specials, a Cuban pulled pork sandwich with fries ($7). Served
on a crusty roll with cheese melting on top of the meat, it
had a pleasant spiciness-smokiness component, with excellent
hand-cut fries alongside—but the best surprise was a side
of white bean salad boasting curry flavors.
Other specials that day were sautéed trout with cottage fries
($8.50) and crab cakes with side salad ($8.50).
I talked my daughter into ordering red flannel hash ($7.50),
a signature dish when Smith was chef at the Beekman Arms in
Rhinebeck. It’s made from hand-cut sirloin, and chopped alongside
roasted beets, with corn, onions and potatoes in the mix as
well. If you’re nervous of beets, it’s a great starter. The
accompanying eggs and toast were almost an afterthought.
My wife indulged herself with the breakfast of breakfasts:
eggs Benedict ($8.50), profoundly flavorful in a straightforward
way—if the Hollandaise sauce doesn’t dismay you. She chose
to ignore any aspect but the taste. The sunshiny sauce floated
over two poached eggs, themselves perched on thick country
ham slices and English muffin halves. A side of home fries,
and there you are.
A dessert slice of coffee toffee pie proved why it’s become
immensely popular, although the strawberry rhubarb crisp had

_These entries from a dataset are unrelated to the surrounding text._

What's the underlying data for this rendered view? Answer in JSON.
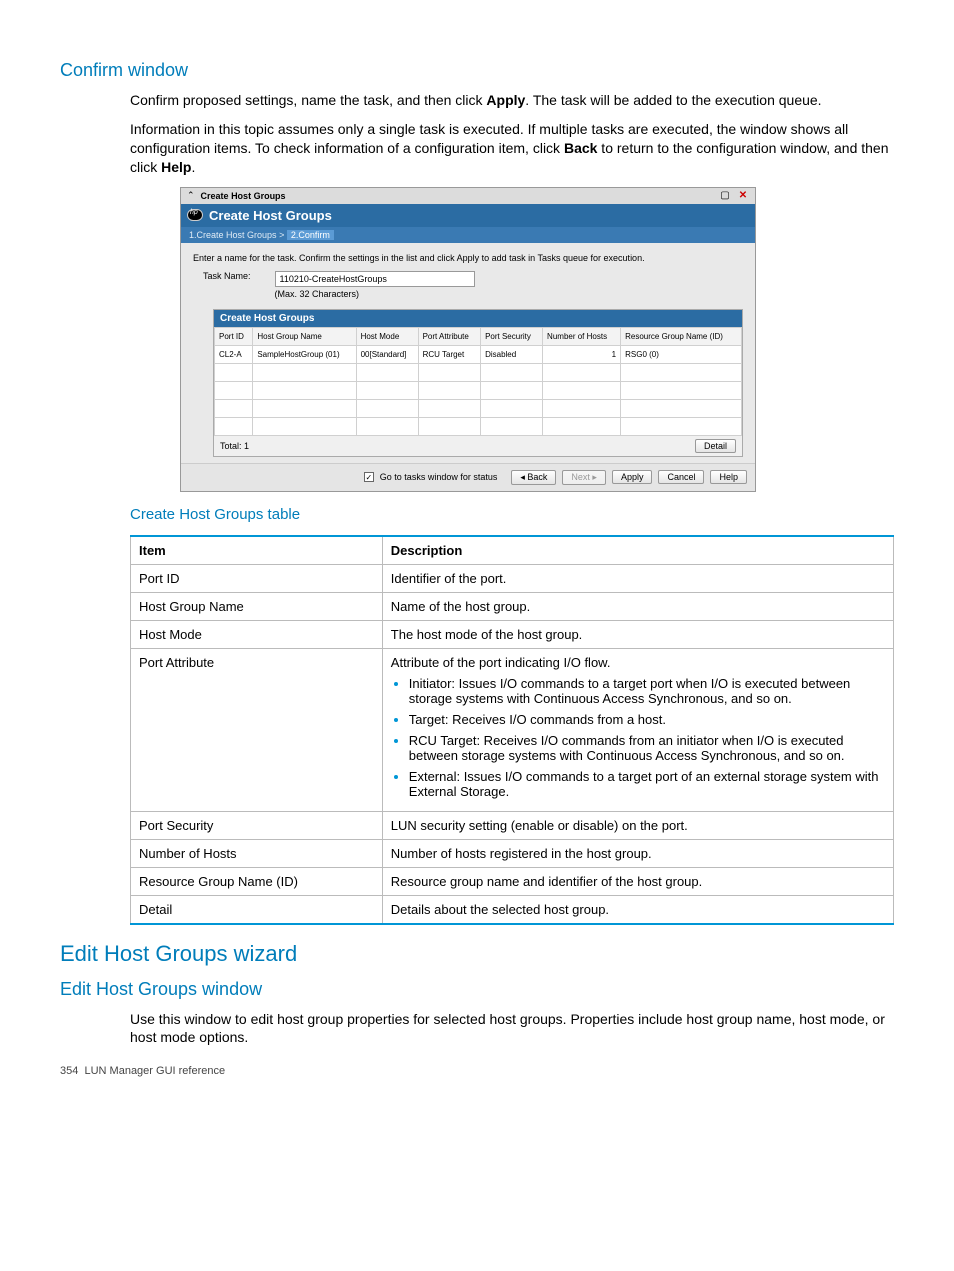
{
  "sections": {
    "confirm_heading": "Confirm window",
    "confirm_p1_a": "Confirm proposed settings, name the task, and then click ",
    "confirm_p1_b": "Apply",
    "confirm_p1_c": ". The task will be added to the execution queue.",
    "confirm_p2_a": "Information in this topic assumes only a single task is executed. If multiple tasks are executed, the window shows all configuration items. To check information of a configuration item, click ",
    "confirm_p2_b": "Back",
    "confirm_p2_c": " to return to the configuration window, and then click ",
    "confirm_p2_d": "Help",
    "confirm_p2_e": "."
  },
  "win": {
    "titlebar": "Create Host Groups",
    "header_title": "Create Host Groups",
    "breadcrumb_step1": "1.Create Host Groups",
    "breadcrumb_sep": ">",
    "breadcrumb_step2": "2.Confirm",
    "instruction": "Enter a name for the task. Confirm the settings in the list and click Apply to add task in Tasks queue for execution.",
    "task_name_label": "Task Name:",
    "task_name_value": "110210-CreateHostGroups",
    "task_name_hint": "(Max. 32 Characters)",
    "inner_title": "Create Host Groups",
    "headers": {
      "port_id": "Port ID",
      "hg_name": "Host Group Name",
      "host_mode": "Host Mode",
      "port_attr": "Port Attribute",
      "port_sec": "Port Security",
      "num_hosts": "Number of Hosts",
      "rg": "Resource Group Name (ID)"
    },
    "row": {
      "port_id": "CL2-A",
      "hg_name": "SampleHostGroup (01)",
      "host_mode": "00[Standard]",
      "port_attr": "RCU Target",
      "port_sec": "Disabled",
      "num_hosts": "1",
      "rg": "RSG0 (0)"
    },
    "total_label": "Total: 1",
    "detail_btn": "Detail",
    "footer": {
      "checkbox_label": "Go to tasks window for status",
      "back": "Back",
      "next": "Next",
      "apply": "Apply",
      "cancel": "Cancel",
      "help": "Help"
    }
  },
  "table": {
    "heading": "Create Host Groups table",
    "th_item": "Item",
    "th_desc": "Description",
    "rows": {
      "port_id": {
        "item": "Port ID",
        "desc": "Identifier of the port."
      },
      "hg_name": {
        "item": "Host Group Name",
        "desc": "Name of the host group."
      },
      "host_mode": {
        "item": "Host Mode",
        "desc": "The host mode of the host group."
      },
      "port_attr": {
        "item": "Port Attribute",
        "desc_intro": "Attribute of the port indicating I/O flow.",
        "b1": "Initiator: Issues I/O commands to a target port when I/O is executed between storage systems with Continuous Access Synchronous, and so on.",
        "b2": "Target: Receives I/O commands from a host.",
        "b3": "RCU Target: Receives I/O commands from an initiator when I/O is executed between storage systems with Continuous Access Synchronous, and so on.",
        "b4": "External: Issues I/O commands to a target port of an external storage system with External Storage."
      },
      "port_sec": {
        "item": "Port Security",
        "desc": "LUN security setting (enable or disable) on the port."
      },
      "num_hosts": {
        "item": "Number of Hosts",
        "desc": "Number of hosts registered in the host group."
      },
      "rg": {
        "item": "Resource Group Name (ID)",
        "desc": "Resource group name and identifier of the host group."
      },
      "detail": {
        "item": "Detail",
        "desc": "Details about the selected host group."
      }
    }
  },
  "edit_section": {
    "heading1": "Edit Host Groups wizard",
    "heading2": "Edit Host Groups window",
    "para": "Use this window to edit host group properties for selected host groups. Properties include host group name, host mode, or host mode options."
  },
  "footer": {
    "page": "354",
    "label": "LUN Manager GUI reference"
  }
}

plenty going for it, too. We could only groan in appreciation
as we made room for the next party.
Why did Smith make so dramatic a culinary transition? “It’s
hard to say,” he says. “I don’t know if I’m even sure myself.”
He suggests that it may have begun when he moved to Clarksville’s
rural environs. “I saw that there was a need here for this
kind of restaurant, but it’s also been evolving ever since
we opened. I’m happy here.”
here for a list of recently reviewed restaurants.
Day Nursery’s 11th
annual fundraising event, “A Little Bit of Jazz
& More,” will take place from 5:30 to 8 today
(Thursday, April 29) in the Fenimore Gallery at
Proctors Theatre (432 State St., Schenectady).
The “more” part of the proceedings includes a
cornucopia of food, including a carving station
with turkey breast and roast beef, a pasta station,
an hors d’oeuvres display and, if you don’t want
to fetch your food, circulating trays with even
more hors d’oeuvres, including sesame chicken,
a Mediterranean artichoke tart, shrimp Wellington,
spanakopita and more. There will be complimentary
beer and wine and Chocolates by Lindt. The jazz
part is a performance by Colleen Pratt and Friends.
The event includes a benefit drawing with a choice
of a $500 gift card at either Town TV or Empress
Travel, and gift baskets sponsored by the Schenectady
Day Nursery Board of Directors. Reservations are
$50 per person or $100 for honorary committee
status, and may be made by calling Jim Kalohn
at 894-6305. . . . Remember to pass your scraps